RECORDS TO USE:

+===+

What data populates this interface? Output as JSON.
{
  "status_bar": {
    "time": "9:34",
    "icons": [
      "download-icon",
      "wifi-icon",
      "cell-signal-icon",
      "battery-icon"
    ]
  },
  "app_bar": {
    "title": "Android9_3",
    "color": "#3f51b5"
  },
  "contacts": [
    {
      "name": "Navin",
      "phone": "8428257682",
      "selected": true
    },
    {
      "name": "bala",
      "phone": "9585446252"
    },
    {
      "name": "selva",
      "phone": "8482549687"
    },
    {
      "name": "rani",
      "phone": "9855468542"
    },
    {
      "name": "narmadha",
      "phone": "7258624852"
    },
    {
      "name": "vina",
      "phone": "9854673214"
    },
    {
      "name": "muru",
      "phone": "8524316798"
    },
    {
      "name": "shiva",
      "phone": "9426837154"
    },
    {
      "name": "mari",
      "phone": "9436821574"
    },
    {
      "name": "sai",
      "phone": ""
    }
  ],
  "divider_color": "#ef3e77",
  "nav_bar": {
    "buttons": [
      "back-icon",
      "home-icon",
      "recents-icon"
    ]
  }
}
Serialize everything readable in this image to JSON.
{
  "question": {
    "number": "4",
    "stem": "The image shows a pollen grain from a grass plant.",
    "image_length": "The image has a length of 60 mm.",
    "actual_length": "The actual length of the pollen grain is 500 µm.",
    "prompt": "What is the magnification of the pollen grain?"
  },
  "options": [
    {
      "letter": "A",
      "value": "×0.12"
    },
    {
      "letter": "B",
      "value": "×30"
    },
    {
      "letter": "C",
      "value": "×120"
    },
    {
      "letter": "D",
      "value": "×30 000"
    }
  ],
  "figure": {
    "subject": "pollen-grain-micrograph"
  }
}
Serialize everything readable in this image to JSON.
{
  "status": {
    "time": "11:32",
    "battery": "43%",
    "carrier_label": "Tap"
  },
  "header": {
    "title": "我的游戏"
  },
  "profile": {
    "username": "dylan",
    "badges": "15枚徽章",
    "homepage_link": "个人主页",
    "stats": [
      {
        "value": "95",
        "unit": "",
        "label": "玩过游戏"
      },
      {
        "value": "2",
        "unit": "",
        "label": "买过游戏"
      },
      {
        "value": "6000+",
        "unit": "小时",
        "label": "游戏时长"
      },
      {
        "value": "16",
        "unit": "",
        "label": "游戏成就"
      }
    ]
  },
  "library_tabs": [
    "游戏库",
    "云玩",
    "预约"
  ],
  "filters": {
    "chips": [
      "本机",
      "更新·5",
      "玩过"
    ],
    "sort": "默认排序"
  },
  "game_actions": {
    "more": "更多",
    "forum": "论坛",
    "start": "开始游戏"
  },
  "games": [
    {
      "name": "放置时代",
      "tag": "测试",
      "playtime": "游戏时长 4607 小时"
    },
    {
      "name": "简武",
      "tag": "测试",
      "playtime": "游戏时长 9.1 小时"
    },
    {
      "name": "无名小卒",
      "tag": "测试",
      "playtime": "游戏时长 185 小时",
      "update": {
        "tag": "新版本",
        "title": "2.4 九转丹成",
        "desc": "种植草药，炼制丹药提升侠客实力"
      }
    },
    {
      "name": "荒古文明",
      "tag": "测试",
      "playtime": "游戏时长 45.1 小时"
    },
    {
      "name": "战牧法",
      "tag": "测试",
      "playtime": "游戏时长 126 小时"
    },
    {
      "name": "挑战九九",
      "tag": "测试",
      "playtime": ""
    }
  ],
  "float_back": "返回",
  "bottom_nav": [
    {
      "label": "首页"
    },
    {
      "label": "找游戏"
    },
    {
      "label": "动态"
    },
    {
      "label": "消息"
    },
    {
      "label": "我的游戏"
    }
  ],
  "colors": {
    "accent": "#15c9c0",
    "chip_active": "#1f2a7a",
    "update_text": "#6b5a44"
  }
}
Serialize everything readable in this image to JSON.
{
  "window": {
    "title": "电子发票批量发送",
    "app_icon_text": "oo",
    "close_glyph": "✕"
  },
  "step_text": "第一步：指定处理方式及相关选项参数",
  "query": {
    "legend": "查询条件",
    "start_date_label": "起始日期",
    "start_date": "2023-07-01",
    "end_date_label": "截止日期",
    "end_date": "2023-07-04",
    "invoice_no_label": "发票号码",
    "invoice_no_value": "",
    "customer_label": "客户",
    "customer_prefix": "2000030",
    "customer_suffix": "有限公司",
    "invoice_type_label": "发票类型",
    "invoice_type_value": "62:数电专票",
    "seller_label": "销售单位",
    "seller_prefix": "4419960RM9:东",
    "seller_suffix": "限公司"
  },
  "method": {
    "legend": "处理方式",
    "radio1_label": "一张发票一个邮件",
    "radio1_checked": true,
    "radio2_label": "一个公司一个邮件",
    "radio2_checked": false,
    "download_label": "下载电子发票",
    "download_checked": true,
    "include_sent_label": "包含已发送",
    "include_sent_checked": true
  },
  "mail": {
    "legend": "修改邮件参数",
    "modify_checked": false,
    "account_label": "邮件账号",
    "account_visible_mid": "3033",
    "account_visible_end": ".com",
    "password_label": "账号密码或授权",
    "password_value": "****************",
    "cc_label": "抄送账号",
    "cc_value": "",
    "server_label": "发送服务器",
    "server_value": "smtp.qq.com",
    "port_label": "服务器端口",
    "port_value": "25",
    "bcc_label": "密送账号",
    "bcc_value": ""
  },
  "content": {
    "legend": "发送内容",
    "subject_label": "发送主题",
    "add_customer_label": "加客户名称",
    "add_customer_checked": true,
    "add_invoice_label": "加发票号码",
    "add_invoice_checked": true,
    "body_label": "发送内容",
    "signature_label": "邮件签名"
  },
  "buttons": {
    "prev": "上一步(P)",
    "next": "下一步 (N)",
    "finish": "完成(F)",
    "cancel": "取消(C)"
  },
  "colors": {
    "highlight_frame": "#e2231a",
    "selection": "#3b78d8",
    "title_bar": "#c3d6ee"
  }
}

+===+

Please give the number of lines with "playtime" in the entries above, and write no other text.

ANSWER FOR THE TASK: 6